A US-based diamond trading network warned that it would publicly denounce and expel any of its members who dealt in diamonds from Zimbabwe's controversial Chiadzwa diamond fields, it emerged Monday, dpa reported
The US-based Rapaport Diamond Trading Network, or RapNet as it is known, links thousands of diamond suppliers and buyers across the world.
In a statement on its website, RapNet founder Martin Rapaport said that although the Kimberley Process (KP) global diamond watchdog had authorized Zimbabwe last week to sell nearly 900,000 carats of diamonds, RapNet still viewed Zimbabwe's gems as tainted.
"RapNet members that knowingly offer Marange (the region where the alluvial diamonds are found) diamonds for sale on RapNet will be expelled from RapNet and their names will be publicly communicated," he warned.
On Thursday, the Harare government auctioned off 893,000 carats of rough diamonds from the Chiadzwa fields, where the army is accused of gross human rights violations against illegal miners and villagers since 2008.
The auction, which the government said boosted government coffers by around 71 million dollars, was attended by buyers from the United States, Lebanon, India, Israel and Russia.
Last year the KP ordered Zimbabwe to suspend its diamond exports while it investigated conditions in Chiadzwa. After several visits to the area, and a partial withdrawal of the army, the KP cleared the cash-strapped Harare government to export gems that had been mined under KP supervision.
Rapaport, however, noted that the KP green light did not automatically put Zimbabwe's diamonds in the clear.
The KP was set up to clamp down on trade in "blood diamonds" - diamonds used to fund conflicts. Zimbabwe has always rejected that label on the basis that there is no war in the country.

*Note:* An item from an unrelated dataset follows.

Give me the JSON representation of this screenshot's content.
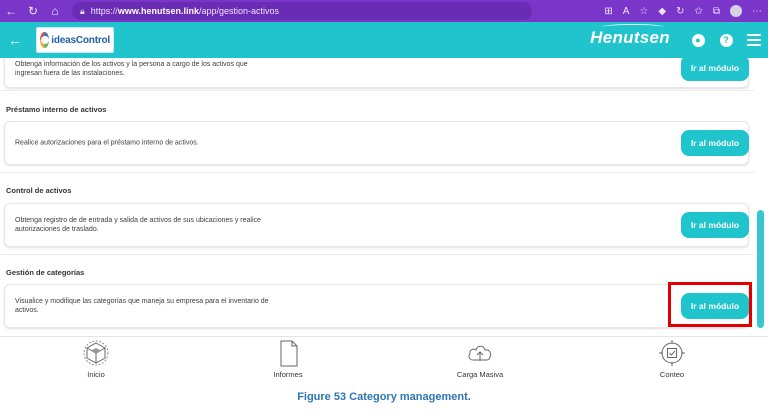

"The Kimberley Process (KP) does not have a mandate to deny its certification for diamonds involved in human rights violations and therefore there is no assurance that diamonds with KP certification are free of human rights violations," Rapaport noted.

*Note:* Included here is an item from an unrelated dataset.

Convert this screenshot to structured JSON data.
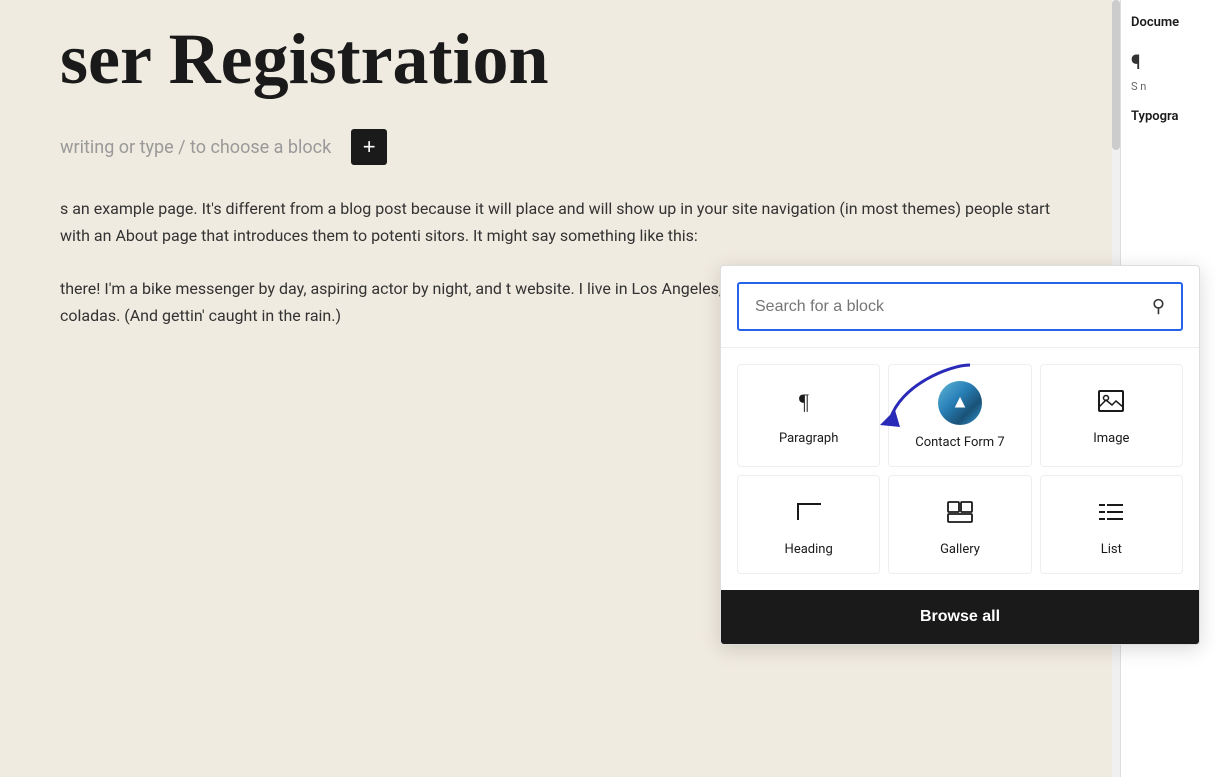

"We strongly urge members to contact their suppliers and obtain written assurances that they are not being supplied Marange diamonds," the statement added.